“I'm not really sure what else [the administration] could have done besides observing the holiday by canceling classes and letting those who wanted to participate in the parade do so,” Marchany, a Brown College freshman, said.

BMLI president and Hanszen College sophomore Jeremiah Murrell, who participated in decorating the float, said he believes there is an administrative lack of effort towards MLK day festivities, which is symbolic of how the Rice administration treats issues of diversity. Williams Laforest said issues involving Rice’s multicultural center are another sign of what he sees as a larger issue.

“The administration that’s not part of this culture doesn’t really stick its neck out to engage with it,” Williams Laforest, a Jones sophomore, said. “It’s just something that they delegate so they can keep up that sort of pristine Rice image of diversity and inclusion.”

The vigil

Williams Laforest said he was disappointed Leebron did not attend the MLK vigil held in Rice’s chapel on Sunday evening.

“White faculty don't really make an effort to deal with multicultural matters and they kind of just push it to minority faculty,” Williams Laforest said. “In terms of people who actually organize things it's only the minority faculty, so tell Leebron to actually do something.”

According to B.J Almond, Rice's senior director of News and Media Relations, Provost Marie Lynn Miranda, Dean of Undergraduates John Hutchinson and Associate Provost Roland Smith were all attended the vigil.

Leebron said he has attended the MLK vigil and program in the past when he was invited and his schedule allowed him to do so. He said he commended both the BSA and the Association of Rice University Black Alumni for organizing the vigil and looked forward to attending in future years, schedule permitting.
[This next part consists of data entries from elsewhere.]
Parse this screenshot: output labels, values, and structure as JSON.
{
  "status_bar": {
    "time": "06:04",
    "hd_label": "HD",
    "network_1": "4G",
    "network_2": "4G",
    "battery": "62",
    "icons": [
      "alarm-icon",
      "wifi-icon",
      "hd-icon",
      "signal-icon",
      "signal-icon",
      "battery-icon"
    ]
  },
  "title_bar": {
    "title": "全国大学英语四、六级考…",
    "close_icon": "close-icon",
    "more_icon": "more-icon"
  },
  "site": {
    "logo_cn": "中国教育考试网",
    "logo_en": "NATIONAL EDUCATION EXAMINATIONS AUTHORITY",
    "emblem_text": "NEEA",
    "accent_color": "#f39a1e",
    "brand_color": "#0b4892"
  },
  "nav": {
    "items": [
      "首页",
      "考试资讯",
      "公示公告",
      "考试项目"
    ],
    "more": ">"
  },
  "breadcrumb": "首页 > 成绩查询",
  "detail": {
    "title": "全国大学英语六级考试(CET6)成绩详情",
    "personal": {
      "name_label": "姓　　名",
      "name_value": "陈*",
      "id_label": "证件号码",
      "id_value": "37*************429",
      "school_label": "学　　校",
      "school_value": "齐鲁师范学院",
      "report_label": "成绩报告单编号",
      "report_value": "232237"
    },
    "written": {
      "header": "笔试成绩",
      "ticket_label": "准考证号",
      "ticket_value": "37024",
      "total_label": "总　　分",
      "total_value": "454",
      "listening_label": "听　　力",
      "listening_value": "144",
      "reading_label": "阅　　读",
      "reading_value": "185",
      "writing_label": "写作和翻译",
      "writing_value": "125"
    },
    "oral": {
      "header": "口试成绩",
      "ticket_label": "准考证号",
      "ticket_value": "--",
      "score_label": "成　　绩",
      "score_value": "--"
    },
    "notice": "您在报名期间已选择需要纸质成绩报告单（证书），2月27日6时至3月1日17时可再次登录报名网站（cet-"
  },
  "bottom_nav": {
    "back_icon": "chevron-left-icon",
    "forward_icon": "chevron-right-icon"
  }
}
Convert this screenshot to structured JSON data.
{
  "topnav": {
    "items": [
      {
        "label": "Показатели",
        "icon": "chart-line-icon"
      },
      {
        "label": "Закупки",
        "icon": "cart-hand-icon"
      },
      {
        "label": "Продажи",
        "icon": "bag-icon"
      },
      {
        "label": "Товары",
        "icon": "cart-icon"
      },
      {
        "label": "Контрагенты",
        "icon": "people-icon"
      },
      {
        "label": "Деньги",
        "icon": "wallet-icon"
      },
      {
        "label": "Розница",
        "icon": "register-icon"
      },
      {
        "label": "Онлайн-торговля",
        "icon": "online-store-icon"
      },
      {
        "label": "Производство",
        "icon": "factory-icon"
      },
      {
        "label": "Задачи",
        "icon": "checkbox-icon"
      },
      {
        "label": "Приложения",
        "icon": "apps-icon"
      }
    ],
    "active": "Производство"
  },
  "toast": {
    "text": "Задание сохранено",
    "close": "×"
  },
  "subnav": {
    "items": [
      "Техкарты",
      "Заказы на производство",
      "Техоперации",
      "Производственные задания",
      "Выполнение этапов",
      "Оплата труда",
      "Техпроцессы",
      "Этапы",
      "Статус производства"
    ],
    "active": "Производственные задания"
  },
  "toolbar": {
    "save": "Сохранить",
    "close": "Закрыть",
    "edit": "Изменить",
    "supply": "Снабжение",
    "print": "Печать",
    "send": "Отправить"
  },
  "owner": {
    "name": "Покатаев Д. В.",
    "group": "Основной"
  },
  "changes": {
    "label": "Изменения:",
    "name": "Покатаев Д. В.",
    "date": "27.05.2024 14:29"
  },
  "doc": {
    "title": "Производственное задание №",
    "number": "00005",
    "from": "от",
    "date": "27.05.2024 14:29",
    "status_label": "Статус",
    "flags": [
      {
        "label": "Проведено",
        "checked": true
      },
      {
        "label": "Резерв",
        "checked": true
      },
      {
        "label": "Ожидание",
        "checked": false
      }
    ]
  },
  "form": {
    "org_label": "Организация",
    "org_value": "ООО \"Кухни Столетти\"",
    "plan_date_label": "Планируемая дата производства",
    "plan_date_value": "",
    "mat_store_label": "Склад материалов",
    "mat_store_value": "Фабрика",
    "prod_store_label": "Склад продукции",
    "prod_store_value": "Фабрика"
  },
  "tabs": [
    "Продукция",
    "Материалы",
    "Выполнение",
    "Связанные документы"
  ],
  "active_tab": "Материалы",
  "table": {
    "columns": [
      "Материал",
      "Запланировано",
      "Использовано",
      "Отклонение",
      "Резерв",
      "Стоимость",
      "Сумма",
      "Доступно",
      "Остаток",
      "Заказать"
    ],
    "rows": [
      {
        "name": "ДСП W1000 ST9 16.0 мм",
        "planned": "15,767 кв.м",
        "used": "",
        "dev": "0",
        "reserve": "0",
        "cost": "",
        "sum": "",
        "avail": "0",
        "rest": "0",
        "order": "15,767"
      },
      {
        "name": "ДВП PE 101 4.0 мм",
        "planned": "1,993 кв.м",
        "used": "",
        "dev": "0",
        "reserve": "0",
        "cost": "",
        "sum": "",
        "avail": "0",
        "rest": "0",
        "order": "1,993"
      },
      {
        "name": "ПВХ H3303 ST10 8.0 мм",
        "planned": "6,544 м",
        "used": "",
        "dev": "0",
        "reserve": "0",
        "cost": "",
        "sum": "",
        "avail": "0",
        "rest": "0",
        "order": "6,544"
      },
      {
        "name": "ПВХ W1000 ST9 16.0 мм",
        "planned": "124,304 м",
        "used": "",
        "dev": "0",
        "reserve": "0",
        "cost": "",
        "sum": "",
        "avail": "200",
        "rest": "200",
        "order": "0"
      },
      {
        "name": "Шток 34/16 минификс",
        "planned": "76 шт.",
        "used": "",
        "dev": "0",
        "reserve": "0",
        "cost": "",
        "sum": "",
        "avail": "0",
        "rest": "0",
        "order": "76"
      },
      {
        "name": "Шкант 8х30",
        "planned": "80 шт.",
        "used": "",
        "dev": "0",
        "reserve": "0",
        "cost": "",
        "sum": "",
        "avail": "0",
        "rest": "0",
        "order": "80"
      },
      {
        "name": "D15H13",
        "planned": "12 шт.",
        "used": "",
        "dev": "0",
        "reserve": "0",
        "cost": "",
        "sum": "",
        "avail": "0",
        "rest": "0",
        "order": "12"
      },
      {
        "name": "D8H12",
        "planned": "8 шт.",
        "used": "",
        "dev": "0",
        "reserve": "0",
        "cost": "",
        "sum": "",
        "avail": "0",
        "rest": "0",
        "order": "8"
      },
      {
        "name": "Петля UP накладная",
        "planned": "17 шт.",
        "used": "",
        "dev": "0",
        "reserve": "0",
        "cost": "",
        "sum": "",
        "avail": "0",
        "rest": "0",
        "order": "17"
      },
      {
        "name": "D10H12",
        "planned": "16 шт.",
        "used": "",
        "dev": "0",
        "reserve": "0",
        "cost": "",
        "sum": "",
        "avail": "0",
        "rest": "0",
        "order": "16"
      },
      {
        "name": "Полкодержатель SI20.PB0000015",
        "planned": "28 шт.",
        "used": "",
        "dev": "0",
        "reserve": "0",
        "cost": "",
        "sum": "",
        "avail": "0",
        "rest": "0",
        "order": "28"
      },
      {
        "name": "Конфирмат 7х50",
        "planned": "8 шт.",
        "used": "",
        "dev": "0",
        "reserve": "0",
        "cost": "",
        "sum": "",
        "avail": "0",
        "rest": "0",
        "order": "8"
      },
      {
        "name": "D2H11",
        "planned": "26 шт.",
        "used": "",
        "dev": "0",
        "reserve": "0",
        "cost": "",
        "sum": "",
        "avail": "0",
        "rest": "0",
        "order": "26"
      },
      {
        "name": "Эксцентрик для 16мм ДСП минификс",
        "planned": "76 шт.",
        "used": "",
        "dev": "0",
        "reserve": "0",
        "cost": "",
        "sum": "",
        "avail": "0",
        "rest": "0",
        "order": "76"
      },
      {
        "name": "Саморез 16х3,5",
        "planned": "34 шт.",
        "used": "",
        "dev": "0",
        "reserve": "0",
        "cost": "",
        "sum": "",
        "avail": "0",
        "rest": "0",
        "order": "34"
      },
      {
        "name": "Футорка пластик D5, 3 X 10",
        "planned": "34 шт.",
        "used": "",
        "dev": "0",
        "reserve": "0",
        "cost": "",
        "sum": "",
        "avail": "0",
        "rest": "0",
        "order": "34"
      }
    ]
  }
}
“Unfortunately, I was not directly contacted about the event this year to request that I speak or otherwise attend, nor did my office receive a timely request to reserve the date,” Leebron said. “As the vigil was not held on Martin Luther King Day as it was last year, I had made other plans for Sunday.”

West said BSA president Missy Lollis resigned just before the MLK vigil and parade. Lollis, a Sid Richardson College junior, could not be reached for comment at the time of publication regarding her reason for resignation.

“The BSA was scrambling to pull everything together especially since the holiday fell a little earlier this year,” West said. “The event turned out well, however, in the midst of everything as an oversight the group failed to invite President Leebron.”

The MLK vigil and program held Sunday evening at the Rice Memorial Chapel by the BSA, the BMLI and Multicultural Community Relations in the Office of Public Affairs, was titled “Where Do We Go From Here?”

Nhedrick Jabier, a 10-year-old and third-place winner of the 2018 MLK Jr. Oratory Competition, delivered “A Salute to Dr. King,” asking those in attendance to listen as he shared his dream for today’s world.

“I dream a possible dream today,” Jabier said. “A world in which so-called privileges disappear and people are compensated by their hard work and perseverance. That’s my dream for today’s world. A possible dream.”

Following Jabier, a panel of Rice professors, student leaders and Pretta VanDible Stallworth from the Houston Community College Board of Trustees shared their thoughts on MLK.

“The way I see Martin Luther King is like a spark,” Sydney Gibson, panelist and president of the Rice University Graduate Student Association, said. “I see him as the start, but I think a lot of people see him as the finish, as the goal, like we made it. I see Dr. King as the momentum moving forward.”

Justin Onwenu, panelist and Rice Student Association president, said that while progress has been made, there is more work to be done.

“I think we have to be careful moving forward about confusing tolerance with power and progress,” Onwenu, a Sid Richardson College senior, said.

This article has been updated to reflect that Provost Marie Lynn Miranda, Dean of Undergraduates John Hutchinson and Associate Provost Roland Smith attended the MLK vigil.